The Responsible Investor Digital Festival was an online event lasting from June 15th to 19th 2020. It was filled with in-depth discussions about responsible investing. To save your time, we have summarized some key insights from a discussion about how banks manage their impacts and what has been the most challenging for them, titled “Doing ESG – how does it work in practice”.
The case of PKA, a large pension fund in Denmark
- In 2000, PKA started out by excluding certain sectors from their investments, like controversial weapons and the tobacco industry;
- From that they moved to increasing their investment in green energy, like windmill farms.
- Today, 4,3 billion euros (10%) of their assets are in green investments and they have a target of increasing that to 7,4 billion in the next 10 years.
An important part of PKA´s strategy of social impact investment is active engagement with the businesses that they invest in (so-called active ownership). An example is their involvement with ExxonMobil, a large oil and gas company. In 2017, they started a dialogue with Exxon and tried to help them reduce emissions with the help of other initiatives, like Climate Action 100+. However, once Exxon exited the dialogue in 2019 and lobbied against climate regulations, PKA placed them under their exclusion list, thereby stopping investments.
The PKA representative brings out two main complexities in doing ESG:
- Lack of quality data (the four aspects of quality data are explained in the next paragraph).
- Making sure that a portfolio with low emissions actively helps to mitigate climate change.
- For instance, it’s easy to get a low CO2 portfolio if you only invest in consultancies or banks, but that wouldn’t be helpful in meeting the targets of the Paris Agreement.
The importance of quality data
The next two speakers also stressed the importance of active ownership and quality data.
Specifically, they highlighted four important aspects of quality data:
- Data needs to be reliable. In a perfect world where data gathering is standardized and everything is transparent, it would be fine to use self-reported data. However, we are not there yet. To avoid false or biased data, it’s better – whenever relevant and possible – to use information gathered by the media, think tanks or NGOs instead of companies themselves.
- The methodology used to gather data needs to be transparent. If an investor is just presented with the end number without a transparent methodology, it is difficult to compare it with others or understand its significance. For example, the figure for a company’s CO2 emissions can be very different depending on which parts of the supply chain are included in the calculations. The emissions from production can be very different from the emissions from transportation or end users.
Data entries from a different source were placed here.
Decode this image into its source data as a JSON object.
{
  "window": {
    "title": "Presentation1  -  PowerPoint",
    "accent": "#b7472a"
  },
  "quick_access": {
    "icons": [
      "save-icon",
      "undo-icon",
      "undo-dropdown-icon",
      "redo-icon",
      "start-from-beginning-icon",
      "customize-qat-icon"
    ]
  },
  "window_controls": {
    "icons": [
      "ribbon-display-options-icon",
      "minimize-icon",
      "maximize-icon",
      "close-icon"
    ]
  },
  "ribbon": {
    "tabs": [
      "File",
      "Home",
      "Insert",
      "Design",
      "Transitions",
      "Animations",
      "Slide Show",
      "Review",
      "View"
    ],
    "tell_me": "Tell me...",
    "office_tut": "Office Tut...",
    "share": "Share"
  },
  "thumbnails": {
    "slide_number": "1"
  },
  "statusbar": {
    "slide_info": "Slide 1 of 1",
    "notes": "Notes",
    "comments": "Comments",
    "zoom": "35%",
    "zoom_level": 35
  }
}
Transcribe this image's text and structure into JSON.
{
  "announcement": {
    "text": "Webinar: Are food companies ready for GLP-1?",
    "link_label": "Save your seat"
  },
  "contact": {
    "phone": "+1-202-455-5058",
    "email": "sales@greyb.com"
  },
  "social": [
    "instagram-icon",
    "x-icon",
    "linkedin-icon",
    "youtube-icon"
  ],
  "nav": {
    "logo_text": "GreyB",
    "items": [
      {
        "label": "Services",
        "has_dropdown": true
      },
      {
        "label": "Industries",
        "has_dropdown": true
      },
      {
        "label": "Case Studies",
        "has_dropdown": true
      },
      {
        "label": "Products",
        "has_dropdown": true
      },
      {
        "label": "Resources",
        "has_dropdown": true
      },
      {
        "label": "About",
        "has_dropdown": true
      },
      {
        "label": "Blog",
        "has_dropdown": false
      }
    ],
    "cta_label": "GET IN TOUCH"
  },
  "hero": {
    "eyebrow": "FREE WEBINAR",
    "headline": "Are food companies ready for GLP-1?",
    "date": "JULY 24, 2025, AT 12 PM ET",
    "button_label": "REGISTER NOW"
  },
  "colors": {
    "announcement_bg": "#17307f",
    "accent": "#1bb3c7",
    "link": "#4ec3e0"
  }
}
- Data needs to be timely. Emissions data of an oil and gas company gathered in 1999 has little relevance today.
- Data needs to be consistent. If different companies use different indicators and metrics without standardization, it is difficult to compare results with each other and make a decision on where to invest.
We have also visualized the aspects on the following diagram.
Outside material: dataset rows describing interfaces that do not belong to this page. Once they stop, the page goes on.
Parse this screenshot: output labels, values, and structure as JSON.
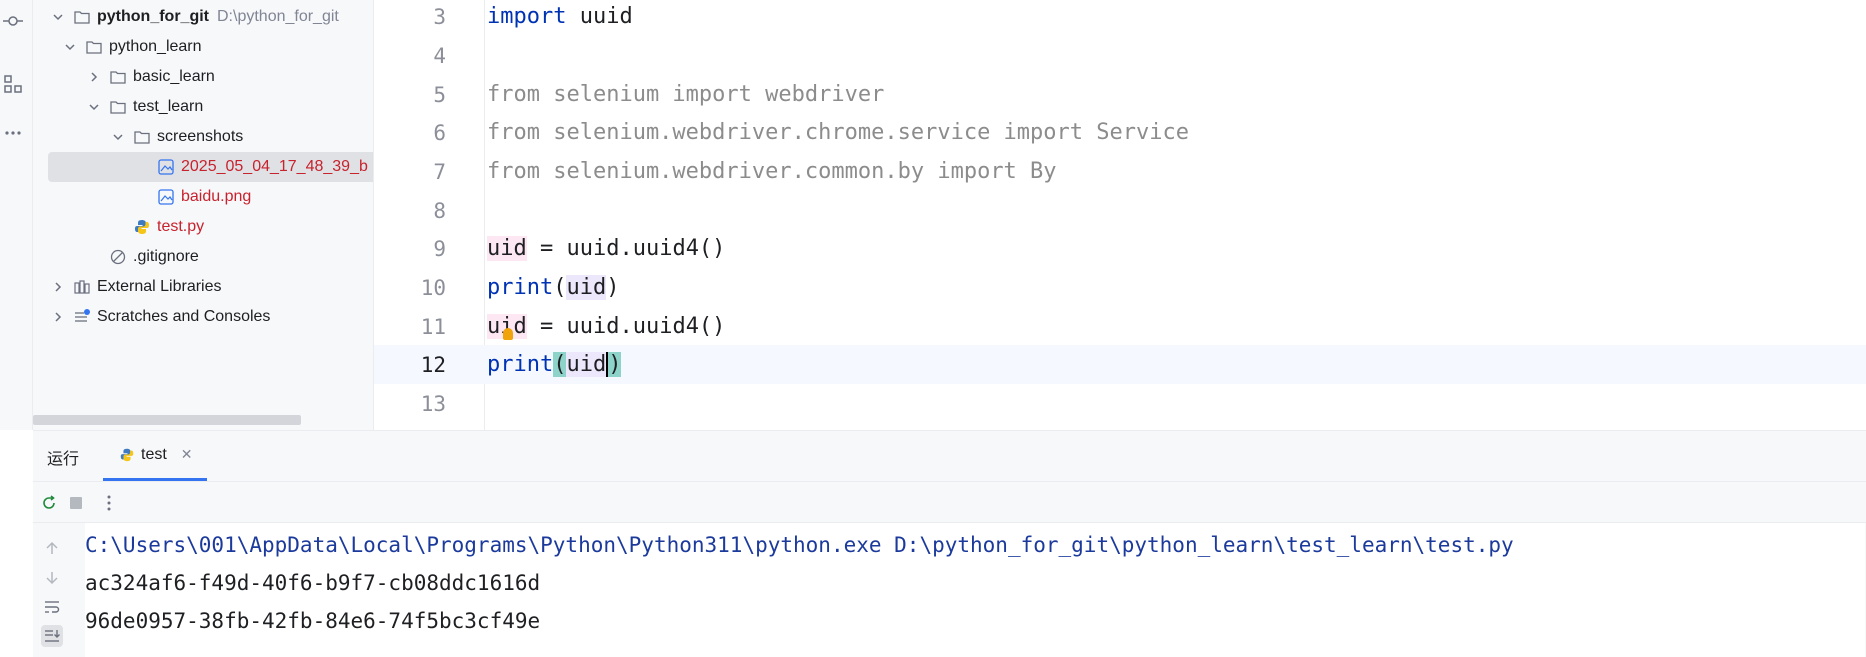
{
  "activity": {
    "icons": [
      "commit-icon",
      "structure-icon",
      "more-icon"
    ]
  },
  "tree": {
    "root": {
      "name": "python_for_git",
      "path": "D:\\python_for_git"
    },
    "python_learn": "python_learn",
    "basic_learn": "basic_learn",
    "test_learn": "test_learn",
    "screenshots": "screenshots",
    "screenshot_file": "2025_05_04_17_48_39_b",
    "baidu_file": "baidu.png",
    "test_file": "test.py",
    "gitignore": ".gitignore",
    "external_libraries": "External Libraries",
    "scratches": "Scratches and Consoles"
  },
  "editor": {
    "lines": [
      {
        "num": "3",
        "code": "import uuid"
      },
      {
        "num": "4",
        "code": ""
      },
      {
        "num": "5",
        "code": "from selenium import webdriver"
      },
      {
        "num": "6",
        "code": "from selenium.webdriver.chrome.service import Service"
      },
      {
        "num": "7",
        "code": "from selenium.webdriver.common.by import By"
      },
      {
        "num": "8",
        "code": ""
      },
      {
        "num": "9",
        "code": "uid = uuid.uuid4()"
      },
      {
        "num": "10",
        "code": "print(uid)"
      },
      {
        "num": "11",
        "code": "uid = uuid.uuid4()"
      },
      {
        "num": "12",
        "code": "print(uid)"
      },
      {
        "num": "13",
        "code": ""
      }
    ]
  },
  "run": {
    "title": "运行",
    "tab_label": "test",
    "console": {
      "command": "C:\\Users\\001\\AppData\\Local\\Programs\\Python\\Python311\\python.exe D:\\python_for_git\\python_learn\\test_learn\\test.py",
      "output1": "ac324af6-f49d-40f6-b9f7-cb08ddc1616d",
      "output2": "96de0957-38fb-42fb-84e6-74f5bc3cf49e"
    }
  }
}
We are thankful to the Responsible Investor Digital Festival for the possibility of attending the stimulating and practical sessions. If you need any help with your own ESG targets and activities, do get in touch with us at info(at)storiesforimpact.com.